Wilderness spoiled?

Back in the beautiful basin of ancient Lake Chicago with further details of the Canada trip. The bird species tally was 43. I added two birds to my life list: olive-sided flycatcher and black-backed woodpecker.

I've been seeking the olive-sided flycatcher for a while now. They are uncommon and reside in the north woods, but they are often seen in Chicago during spring migration. I identified it by its distinctive "quick three beers" call.

I've been in black-backed woodpecker territory before but never had seen one. The Peterson guide describes them as "scarce." I saw the woodpecker land in a tree in the island across from where we were camping. Its call was a cuckoo-like "chuk," which is unlike any of the other potential woodpeckers of the area. I immediately ruled out downy, hairy, red-bellied and yellow-bellied sapsucker.
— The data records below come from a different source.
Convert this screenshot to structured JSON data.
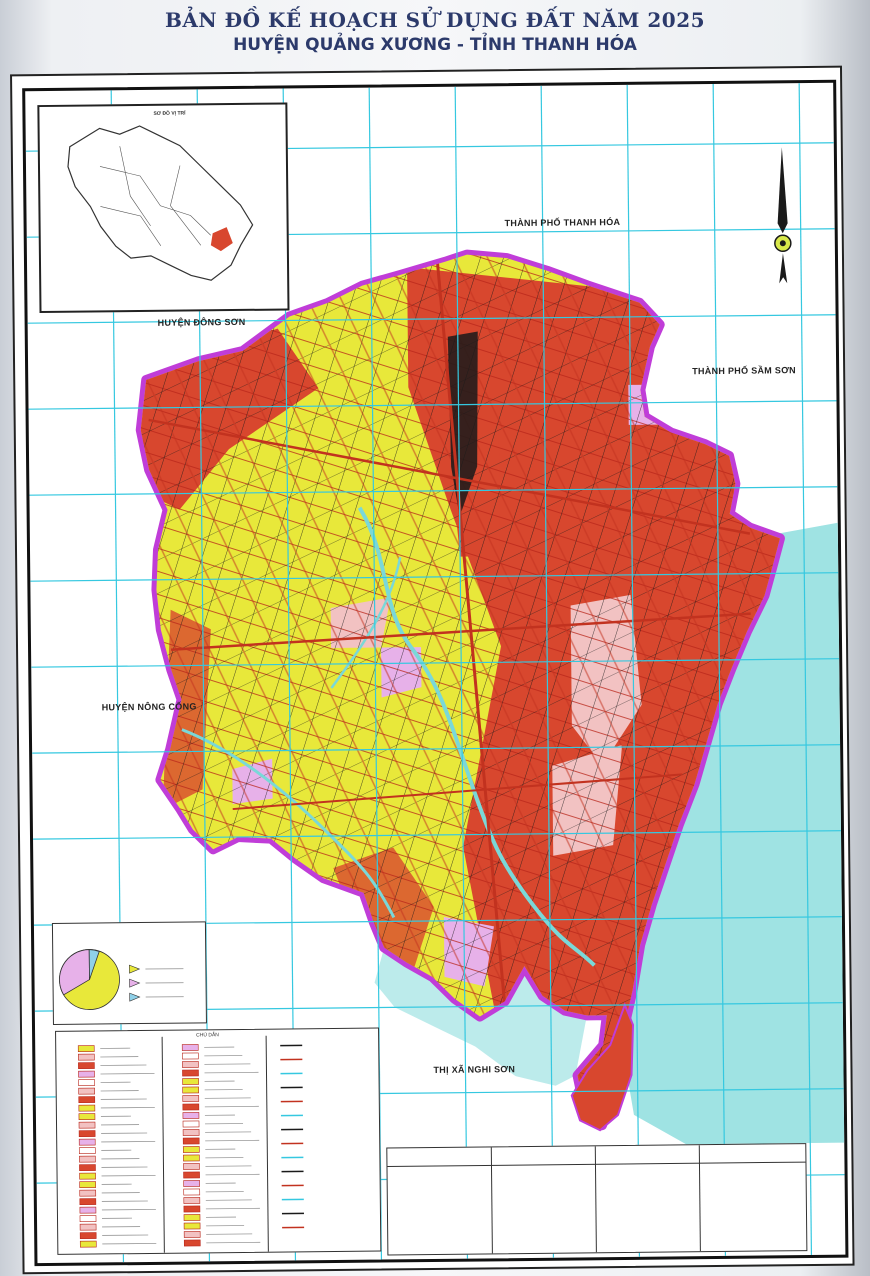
{
  "title": {
    "main": "BẢN ĐỒ KẾ HOẠCH SỬ DỤNG ĐẤT NĂM 2025",
    "sub": "HUYỆN QUẢNG XƯƠNG - TỈNH THANH HÓA"
  },
  "neighbors": {
    "north": "THÀNH PHỐ THANH HÓA",
    "northwest": "HUYỆN ĐÔNG SƠN",
    "east": "THÀNH PHỐ SẦM SƠN",
    "west": "HUYỆN NÔNG CỐNG",
    "south": "THỊ XÃ NGHI SƠN"
  },
  "inset_map": {
    "title": "SƠ ĐỒ VỊ TRÍ"
  },
  "legend": {
    "title": "CHÚ DẪN"
  },
  "colors": {
    "grid": "#35c8e0",
    "boundary": "#c03dd8",
    "agricultural": "#e8e83a",
    "residential": "#d8472e",
    "roads": "#1a1a1a",
    "water": "#7ad8d8",
    "sea": "#9fe3e3",
    "public_land": "#f2c2c2",
    "pink_land": "#e7b1e9"
  },
  "icons": [
    "north-arrow-icon",
    "compass-rose-icon"
  ]
}
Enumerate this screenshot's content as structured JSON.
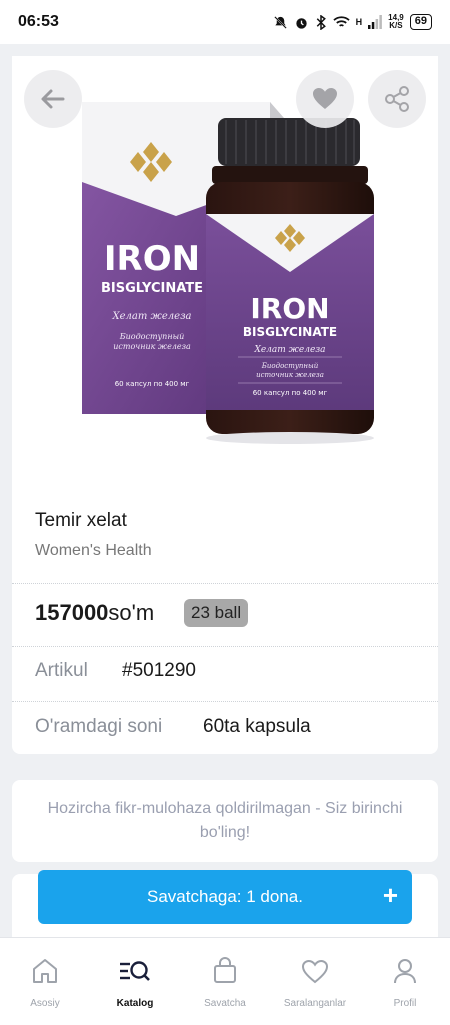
{
  "status_bar": {
    "time": "06:53",
    "net_speed_value": "14,9",
    "net_speed_unit": "K/S",
    "network_letter": "H",
    "battery": "69"
  },
  "colors": {
    "accent": "#1aa3ec",
    "badge_bg": "#a8a8a8",
    "muted_text": "#8a8f98",
    "product_purple": "#6a3f86"
  },
  "product": {
    "image": {
      "brand_main": "IRON",
      "brand_sub": "BISGLYCINATE",
      "ru_title": "Хелат железа",
      "ru_desc_1": "Биодоступный",
      "ru_desc_2": "источник железа",
      "ru_caps": "60 капсул по 400 мг"
    },
    "title": "Temir xelat",
    "category": "Women's Health",
    "price_value": "157000",
    "price_currency": "so'm",
    "ball": "23 ball",
    "article_label": "Artikul",
    "article_value": "#501290",
    "pack_label": "O'ramdagi soni",
    "pack_value": "60ta kapsula"
  },
  "actions": {
    "back_icon": "arrow-left-icon",
    "favorite_icon": "heart-icon",
    "share_icon": "share-icon"
  },
  "reviews": {
    "empty_text": "Hozircha fikr-mulohaza qoldirilmagan - Siz birinchi bo'ling!"
  },
  "cart": {
    "label": "Savatchaga: 1 dona.",
    "plus": "+"
  },
  "nav": {
    "items": [
      {
        "label": "Asosiy",
        "icon": "home-icon"
      },
      {
        "label": "Katalog",
        "icon": "catalog-search-icon",
        "active": true
      },
      {
        "label": "Savatcha",
        "icon": "shopping-bag-icon"
      },
      {
        "label": "Saralanganlar",
        "icon": "heart-outline-icon"
      },
      {
        "label": "Profil",
        "icon": "user-icon"
      }
    ]
  }
}
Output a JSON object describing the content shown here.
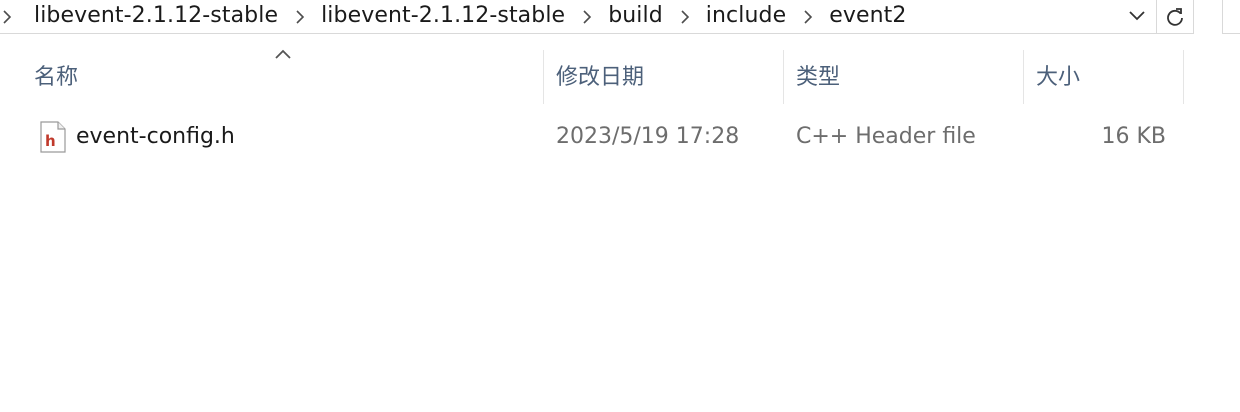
{
  "breadcrumb": {
    "items": [
      {
        "label": "libevent-2.1.12-stable"
      },
      {
        "label": "libevent-2.1.12-stable"
      },
      {
        "label": "build"
      },
      {
        "label": "include"
      },
      {
        "label": "event2"
      }
    ]
  },
  "columns": {
    "name": "名称",
    "date_modified": "修改日期",
    "type": "类型",
    "size": "大小"
  },
  "sort": {
    "column": "name",
    "direction": "ascending"
  },
  "files": [
    {
      "name": "event-config.h",
      "date_modified": "2023/5/19 17:28",
      "type": "C++ Header file",
      "size": "16 KB",
      "icon": "header-file-icon"
    }
  ],
  "colors": {
    "header_text": "#4c607a",
    "secondary_text": "#6d6d6d",
    "icon_accent": "#c0392b"
  }
}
When I saw it fly, I was pretty sure it was either a black-backed woodpecker or the more northerly american three-toed woodpecker. A little research confirmed it was the former.

Birds I should have added to the life list included the boreal owl and boreal chickadee. I'm near certain I heard them both but didn't realize it at the time.

Meantime, one of the unfortunate developments of the trip was the realization that a secluded lake adjacent to where we were camped is increasingly being utilized by anglers. The lake heretofore had only been accessible by a 2.5-mile boat ride and .3-mile portage. A new road has eased ORV access to the marsh at the south end of the lake. We fished the lake four times and didn't see anyone, but we met someone who fished it on one of the days we weren't there. In general, there was more traffic in the area as commercial interests and more vacationers have begun to seep in.

Saturday, August 4, 2007

Aberrant conditions

The Canada trip was the hottest and buggiest in my experience there. It's a tribute to the wondrous beauty of the place (and that I needed a vacation!) that these factors were easy to overcome. Temperatures climbed above 90 degrees, and heat advisories were issued in the Sudbury, Ontario, area. Mosquitoes, deer flies, horseflies and no-see-ums were among the insects that feasted on us. The bugs took a particular liking to me, and I wasn't flattered. Swimming in the tannin-tinged waters of Judge Lake became our respite.

The woods and lakes were teeming with so much life; I kept thinking about the book White-Out, which is a paean to the fertility of Antarctica. I'm back on the Allegheny Plateau now, and I hope to provide a detailed trip account soon. I should have at least two new bird species to add to the life list.